I have two confessions to make. First, I'm addicted to Scrabble(TM). Second, I'm not particularly good at it. I think I've scored over 400 points only a couple of times, and cracking 300 still constitutes a good game for me.
Nevertheless, because I'm fascinated with the game and with words more generally, I was given a copy of Stefan Fatsis's book Word Freak: Heartbreak, Triumph, Genius, and Obsession in the World of Competitive Scrabble Players (Penguin, 2002). The book offers a thoughtful, observant look into the history of the popular board game and into the lives of key figures who make up the world of competitive Scrabble play. It also contains some interesting bits about how players and Hasbro (Scrabble's current owner) have struggled for control of the game. Players, if nothing else, have been instrumental in developing dictionaries, strategy sheets, and more, in effect adding value to a game whose trademark is coveted by, and produces significant profit for, its corporate parent.
Though the book only mentions this in passing, I'm intrigued by the fact that some of the best English-language Scrabble players in the world are individuals who barely know English. I read more about this phenomenon in an article published recently in The Chronicle of Higher Education, which profiled a Thai Scrabble player scheduled to compete in--and favored to win--the 2005 World Championship. Though he did not ultimately win the tournament, his success at the game raises interesting questions about the semiotic dimensions of language. In the world of Scrabble, meaning apparently is a hindrance, as Fatsis's book shows even of native English-language speakers. Those who know what words mean, or who try to play interesting, cheeky words to demonstrate their intelligence or command of language, often are among the worst competitive Scrabble players. (Yes--that's me.)

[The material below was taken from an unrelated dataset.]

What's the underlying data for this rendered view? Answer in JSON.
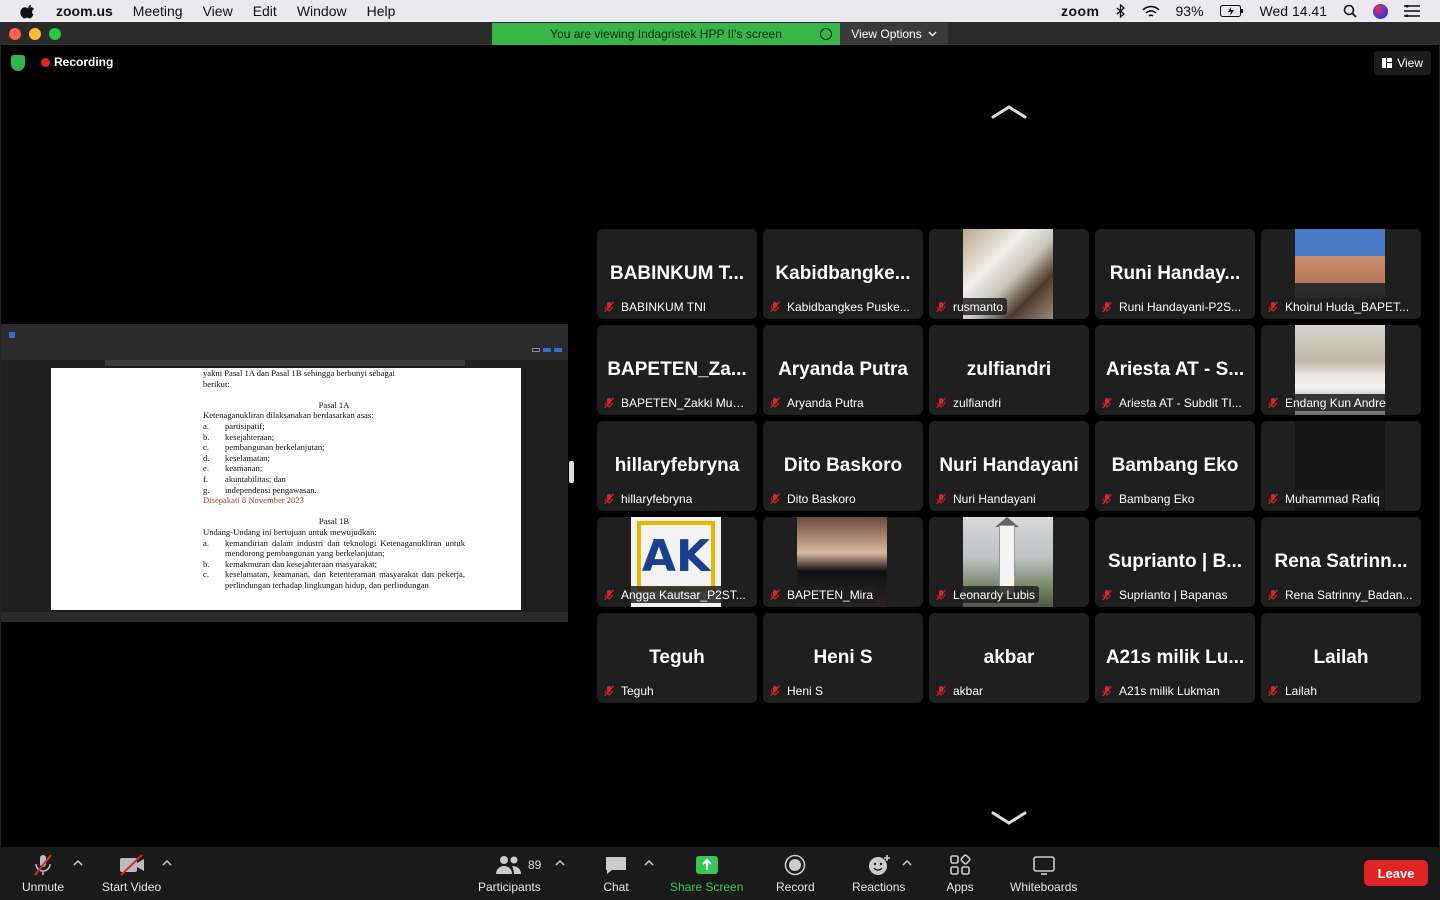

Those who succeed at Scrabble know how to do things with words, to recall J. L. Austin's memorable phrase, rather than getting bogged down in the depths of meaning and symbolicity. Scrabble is a game about words, power, space, and, yes, chance, this despite its being passed off by the uninitiated (and Hasbro) simply as a "word game." As competitive Scrabble players will tell you, theirs is a game they think ought to be on par with chess, Parcheesi, go, and other games valorized for their intellectual and philosophical dimensions. I'm beginning to agree.